─── EXTRACTED RECORDS ───

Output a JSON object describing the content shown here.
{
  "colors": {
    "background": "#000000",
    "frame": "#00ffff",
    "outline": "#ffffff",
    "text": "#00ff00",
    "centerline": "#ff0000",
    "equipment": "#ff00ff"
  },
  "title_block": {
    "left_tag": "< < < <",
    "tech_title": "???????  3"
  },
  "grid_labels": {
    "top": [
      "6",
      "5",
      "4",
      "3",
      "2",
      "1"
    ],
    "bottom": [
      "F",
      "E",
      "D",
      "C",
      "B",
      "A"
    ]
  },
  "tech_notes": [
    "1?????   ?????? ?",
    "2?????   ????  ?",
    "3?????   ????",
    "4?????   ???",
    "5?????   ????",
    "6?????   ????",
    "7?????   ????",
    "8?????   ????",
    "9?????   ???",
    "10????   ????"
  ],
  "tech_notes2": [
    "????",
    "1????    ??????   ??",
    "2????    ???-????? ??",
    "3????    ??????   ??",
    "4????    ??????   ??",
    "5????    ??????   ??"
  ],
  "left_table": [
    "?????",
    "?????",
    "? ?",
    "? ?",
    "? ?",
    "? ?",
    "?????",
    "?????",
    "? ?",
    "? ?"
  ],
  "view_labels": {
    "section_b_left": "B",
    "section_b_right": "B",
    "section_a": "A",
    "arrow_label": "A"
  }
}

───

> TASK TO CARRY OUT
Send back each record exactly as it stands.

> RESPONSE BOX
Output a JSON object describing the content shown here.
{
  "colors": {
    "background": "#000000",
    "frame": "#00ffff",
    "outline": "#ffffff",
    "text": "#00ff00",
    "centerline": "#ff0000",
    "equipment": "#ff00ff"
  },
  "title_block": {
    "left_tag": "< < < <",
    "tech_title": "???????  3"
  },
  "grid_labels": {
    "top": [
      "6",
      "5",
      "4",
      "3",
      "2",
      "1"
    ],
    "bottom": [
      "F",
      "E",
      "D",
      "C",
      "B",
      "A"
    ]
  },
  "tech_notes": [
    "1?????   ?????? ?",
    "2?????   ????  ?",
    "3?????   ????",
    "4?????   ???",
    "5?????   ????",
    "6?????   ????",
    "7?????   ????",
    "8?????   ????",
    "9?????   ???",
    "10????   ????"
  ],
  "tech_notes2": [
    "????",
    "1????    ??????   ??",
    "2????    ???-????? ??",
    "3????    ??????   ??",
    "4????    ??????   ??",
    "5????    ??????   ??"
  ],
  "left_table": [
    "?????",
    "?????",
    "? ?",
    "? ?",
    "? ?",
    "? ?",
    "?????",
    "?????",
    "? ?",
    "? ?"
  ],
  "view_labels": {
    "section_b_left": "B",
    "section_b_right": "B",
    "section_a": "A",
    "arrow_label": "A"
  }
}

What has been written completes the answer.